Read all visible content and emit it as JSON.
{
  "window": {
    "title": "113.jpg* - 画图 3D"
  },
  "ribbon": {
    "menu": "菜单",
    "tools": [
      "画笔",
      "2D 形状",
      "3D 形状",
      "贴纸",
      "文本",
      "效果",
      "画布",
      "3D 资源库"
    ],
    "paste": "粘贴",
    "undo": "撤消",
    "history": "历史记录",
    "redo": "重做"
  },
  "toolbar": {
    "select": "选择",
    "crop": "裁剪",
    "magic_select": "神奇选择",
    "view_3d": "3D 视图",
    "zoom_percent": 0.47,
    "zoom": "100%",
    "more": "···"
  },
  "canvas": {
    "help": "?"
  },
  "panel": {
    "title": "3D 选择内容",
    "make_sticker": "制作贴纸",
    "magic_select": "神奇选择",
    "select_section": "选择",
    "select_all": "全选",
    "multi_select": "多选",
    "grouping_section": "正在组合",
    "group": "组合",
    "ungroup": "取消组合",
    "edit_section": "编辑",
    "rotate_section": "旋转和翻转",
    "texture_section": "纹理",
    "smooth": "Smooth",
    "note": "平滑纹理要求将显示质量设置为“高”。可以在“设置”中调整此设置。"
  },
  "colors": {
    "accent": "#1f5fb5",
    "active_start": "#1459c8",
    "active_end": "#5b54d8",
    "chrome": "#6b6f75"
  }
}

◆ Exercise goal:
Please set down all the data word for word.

◆ Answer box:
Read all visible content and emit it as JSON.
{
  "window": {
    "title": "113.jpg* - 画图 3D"
  },
  "ribbon": {
    "menu": "菜单",
    "tools": [
      "画笔",
      "2D 形状",
      "3D 形状",
      "贴纸",
      "文本",
      "效果",
      "画布",
      "3D 资源库"
    ],
    "paste": "粘贴",
    "undo": "撤消",
    "history": "历史记录",
    "redo": "重做"
  },
  "toolbar": {
    "select": "选择",
    "crop": "裁剪",
    "magic_select": "神奇选择",
    "view_3d": "3D 视图",
    "zoom_percent": 0.47,
    "zoom": "100%",
    "more": "···"
  },
  "canvas": {
    "help": "?"
  },
  "panel": {
    "title": "3D 选择内容",
    "make_sticker": "制作贴纸",
    "magic_select": "神奇选择",
    "select_section": "选择",
    "select_all": "全选",
    "multi_select": "多选",
    "grouping_section": "正在组合",
    "group": "组合",
    "ungroup": "取消组合",
    "edit_section": "编辑",
    "rotate_section": "旋转和翻转",
    "texture_section": "纹理",
    "smooth": "Smooth",
    "note": "平滑纹理要求将显示质量设置为“高”。可以在“设置”中调整此设置。"
  },
  "colors": {
    "accent": "#1f5fb5",
    "active_start": "#1459c8",
    "active_end": "#5b54d8",
    "chrome": "#6b6f75"
  }
}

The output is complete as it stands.